In recent years, the number of people who have presented to my office with dizziness and vertigo (cervicogenic dizziness) has increased. Mounting stress and a sedentary lifestyle may be a contributing factor.
Dizziness is an unsteadiness, light-headedness, or a feeling of imbalance, while Vertigo is described as a ‘spinning’ sensation.
To maintain proper balance and equilibrium, our body uses three systems. Each must be coordinated seamlessly to send and receive proper information to the brain. Our visual system (oculomotor), inner ear (vestibular system), and our cervical (neck) proprioceptive system work together to keep us balanced.
Many patients present having suffered for long periods of time with dizziness or vertigo, often having many relapses. Most patients I see for treatment of vertigo and dizziness have already had visits to their neurologist or physician. They usually come with a diagnosis or have had testing to rule out any other possible cause of their dizziness/vertigo.
Side effects from some common medications for depression, high blood pressure, infections, and allergies can cause dizziness or vertigo. If you have just started a new medication or have been on one for a long time, speak to your physician or pharmacist. Also if you get dizzy or light-headed when getting up from a lying down position, you should get your blood pressure checked to rule out orthostatic hypotension.

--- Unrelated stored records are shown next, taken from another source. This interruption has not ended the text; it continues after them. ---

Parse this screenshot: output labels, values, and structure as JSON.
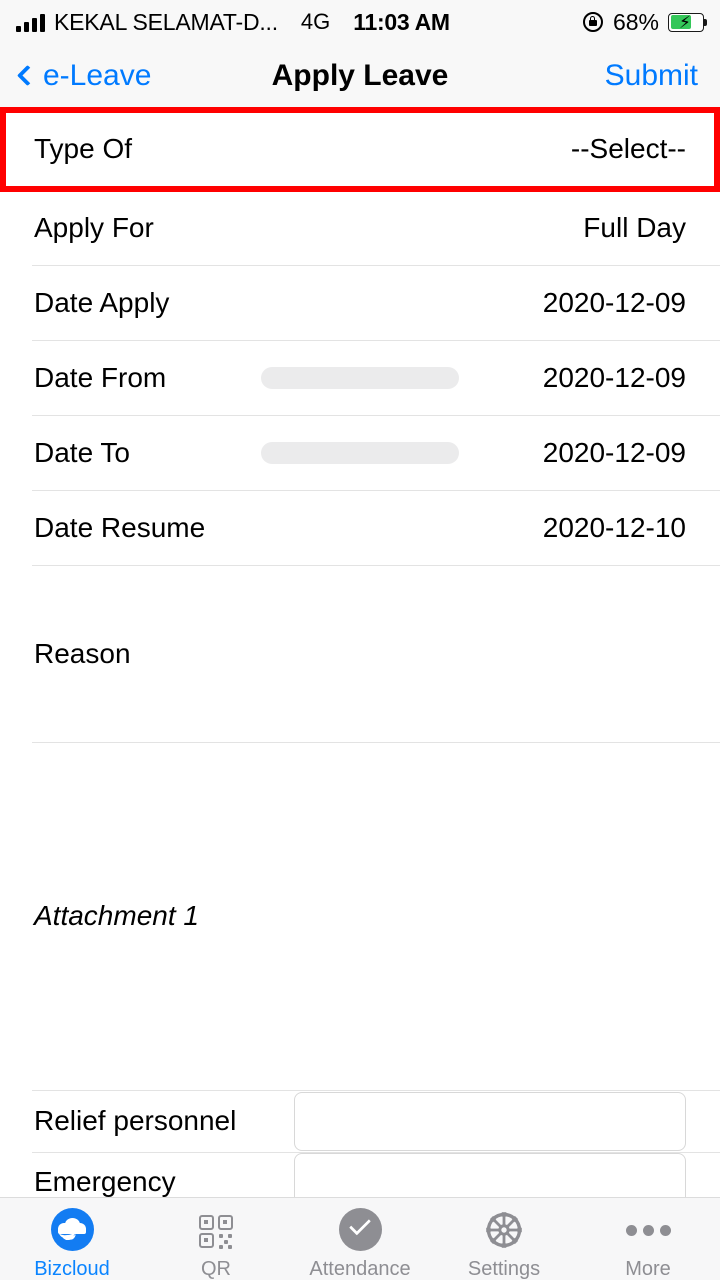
{
  "status_bar": {
    "carrier": "KEKAL SELAMAT-D...",
    "network": "4G",
    "time": "11:03 AM",
    "battery_percent": "68%",
    "rotation_lock_icon": "rotation-lock-icon",
    "battery_icon": "battery-charging-icon",
    "signal_icon": "signal-bars-icon"
  },
  "nav": {
    "back_label": "e-Leave",
    "back_icon": "chevron-left-icon",
    "title": "Apply Leave",
    "submit_label": "Submit",
    "accent_color": "#007AFF"
  },
  "form": {
    "rows": [
      {
        "label": "Type Of",
        "value": "--Select--",
        "kind": "select",
        "highlighted": true
      },
      {
        "label": "Apply For",
        "value": "Full Day",
        "kind": "select"
      },
      {
        "label": "Date Apply",
        "value": "2020-12-09",
        "kind": "date"
      },
      {
        "label": "Date From",
        "value": "2020-12-09",
        "kind": "date-pill"
      },
      {
        "label": "Date To",
        "value": "2020-12-09",
        "kind": "date-pill"
      },
      {
        "label": "Date Resume",
        "value": "2020-12-10",
        "kind": "date"
      },
      {
        "label": "Reason",
        "value": "",
        "kind": "textarea"
      },
      {
        "label": "Attachment 1",
        "value": "",
        "kind": "attachment"
      },
      {
        "label": "Relief personnel",
        "value": "",
        "kind": "textfield"
      },
      {
        "label": "Emergency",
        "value": "",
        "kind": "textfield"
      }
    ]
  },
  "annotation": {
    "highlight_color": "#FF0000",
    "target": "Type Of"
  },
  "tabbar": {
    "items": [
      {
        "label": "Bizcloud",
        "icon": "bizcloud-cloud-icon",
        "active": true
      },
      {
        "label": "QR",
        "icon": "qr-code-icon",
        "active": false
      },
      {
        "label": "Attendance",
        "icon": "check-circle-icon",
        "active": false
      },
      {
        "label": "Settings",
        "icon": "gear-icon",
        "active": false
      },
      {
        "label": "More",
        "icon": "ellipsis-icon",
        "active": false
      }
    ],
    "active_color": "#0A84FF",
    "inactive_color": "#8E8E93"
  }
}
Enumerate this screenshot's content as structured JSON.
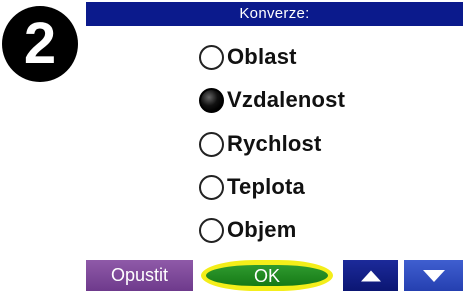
{
  "step": {
    "number": "2"
  },
  "dialog": {
    "title": "Konverze:",
    "options": [
      {
        "label": "Oblast",
        "selected": false
      },
      {
        "label": "Vzdalenost",
        "selected": true
      },
      {
        "label": "Rychlost",
        "selected": false
      },
      {
        "label": "Teplota",
        "selected": false
      },
      {
        "label": "Objem",
        "selected": false
      }
    ]
  },
  "toolbar": {
    "cancel_label": "Opustit",
    "ok_label": "OK",
    "up_icon": "up-arrow-icon",
    "down_icon": "down-arrow-icon"
  },
  "colors": {
    "title_bar": "#0b1a8c",
    "cancel_button": "#7a4597",
    "ok_button": "#1f8a1f",
    "ok_highlight": "#f4ee1a",
    "up_button": "#13208a",
    "down_button": "#3352c4"
  }
}
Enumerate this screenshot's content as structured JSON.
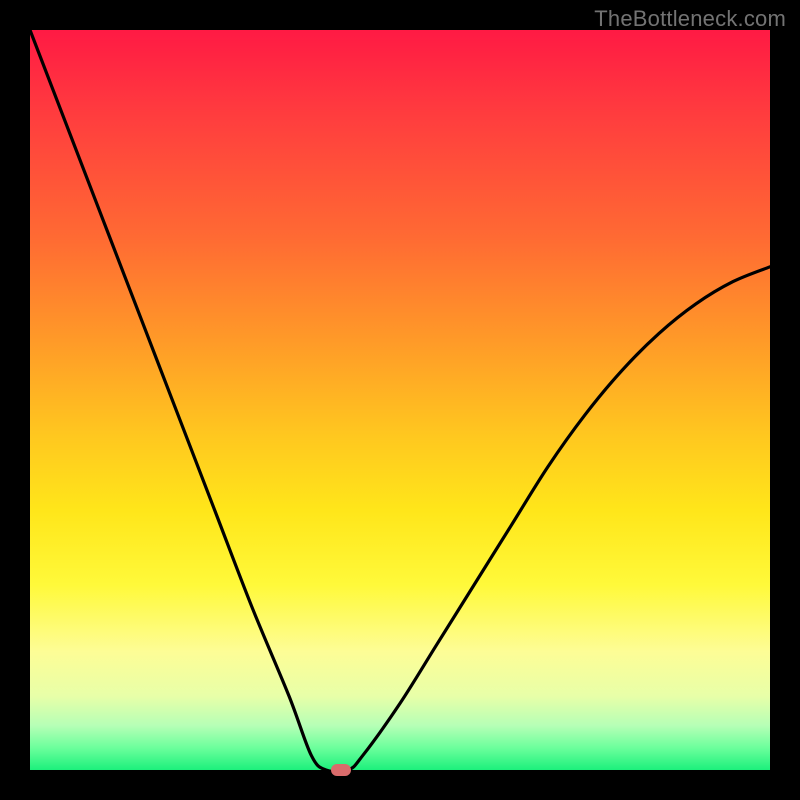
{
  "watermark": "TheBottleneck.com",
  "colors": {
    "frame": "#000000",
    "curve": "#000000",
    "marker": "#d96b6b"
  },
  "chart_data": {
    "type": "line",
    "title": "",
    "xlabel": "",
    "ylabel": "",
    "xlim": [
      0,
      100
    ],
    "ylim": [
      0,
      100
    ],
    "grid": false,
    "legend": false,
    "series": [
      {
        "name": "bottleneck-curve",
        "x": [
          0,
          5,
          10,
          15,
          20,
          25,
          30,
          35,
          38,
          40,
          43,
          45,
          50,
          55,
          60,
          65,
          70,
          75,
          80,
          85,
          90,
          95,
          100
        ],
        "values": [
          100,
          87,
          74,
          61,
          48,
          35,
          22,
          10,
          2,
          0,
          0,
          2,
          9,
          17,
          25,
          33,
          41,
          48,
          54,
          59,
          63,
          66,
          68
        ]
      }
    ],
    "annotations": [
      {
        "name": "min-marker",
        "x": 42,
        "y": 0
      }
    ]
  }
}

Benign Paroxysmal Positional Vertigo (BPPV) is a problem in the inner ear. The crystals in the inner ear (otoliths) become dislodged and move to a place they should not be (semi-circular canal). If symptoms of vertigo or dizziness occur when you ‘look up’ or ‘roll over’ in bed, there is a good chance you have BPPV. But, there is hope. The Epley Maneuver is an effective treatment that has up to an 80% success rate. Try this it home but be prepared to temporarily aggravate the vertigo.
After successful completion of the Epley Maneuver, you should keep your head upright for 48 hours (no looking up or down). As well, try to sleep in a seated/inclined position (no horizontal sleeping) at 45 degrees for a couple of nights. Then try to sleep on the unaffected side thereafter to help prevent it from returning.
Often tissues in the upper neck can be the source of dizziness. Especially in those who have had a car accident, concussion, or sports trauma. Even sitting with prolonged poor posture can result in dizziness. If you are sitting for hours in front of a computer, sewing machine or staring down at a phone, the upper neck tissues can become fatigued. Underlying conditions such as arthritis, chronic neck pain and tight muscles can be associated with dizziness. Even TMJ (temporomandibular joint) disorders may be the source of your dizziness.
Mechanoreceptors are small sensory cells that respond to pressure or distortion. Ligaments, discs, muscles, and facet joints in the cervical spine contain a high concentration of them. The mechanoreceptors relay information from these tissues about joint position and posture to the brain.
If the mechanoreceptors in the neck get injured or fatigued, the information sent to the brain becomes distorted (joint position errors). This faulty information results in ‘dizziness’ or ‘vertigo’ symptoms.
Patients with cervicogenic dizziness will usually be suffering with other associated conditions – headaches/migraines, neck pain, arthritis, vestibular migraines (migraines without pain, only dizziness), or visual vertigo.
To successfully treat dizziness arising from structures in the neck, a thorough evaluation of the cervical spine must be completed. Some of the tests we perform to help determine the cause of cervicogenic dizziness are:
Specialized testing allows us to be successful in helping our patients manage, control, and correct their dizziness and vertigo. Treatment is aimed at increasing mobility (motion) in the upper neck and decreasing tenderness and inflammation. This helps restore defective proprioception. As well, re-training the cervical-ocular motor system is necessary.
The central nervous system is responsible for postural control and uses information from our visual system, inner ear, and upper neck to coordinate posture and balance. One thing that most dizziness/vertigo patients can benefit from is vestibular-ocular rehabilitation (VOR). A simple gaze stabilization exercise uses all 3 systems together (visual, inner ear, and upper neck) to retrain the nervous system.
How much does your dizziness or vertigo affect your quality of life? The dizziness handicap inventory will help create an objective measurement for you. This can can then be compared at a future point to rate your level of improvement after you have undergone treatment.
Correcting your dizziness or vertigo can be difficult sometimes, especially if you have suffered for a long time and with recurring episodes. Here is a quick summary of what you should do to give yourself the best chance of healing:
Dizziness and vertigo are unsettling symptoms but don’t give up hope. By using the tools above, I’ve witnessed many recover and know you can too.
P.S. Not sure if your dizziness is coming from your neck? Watch this to find out: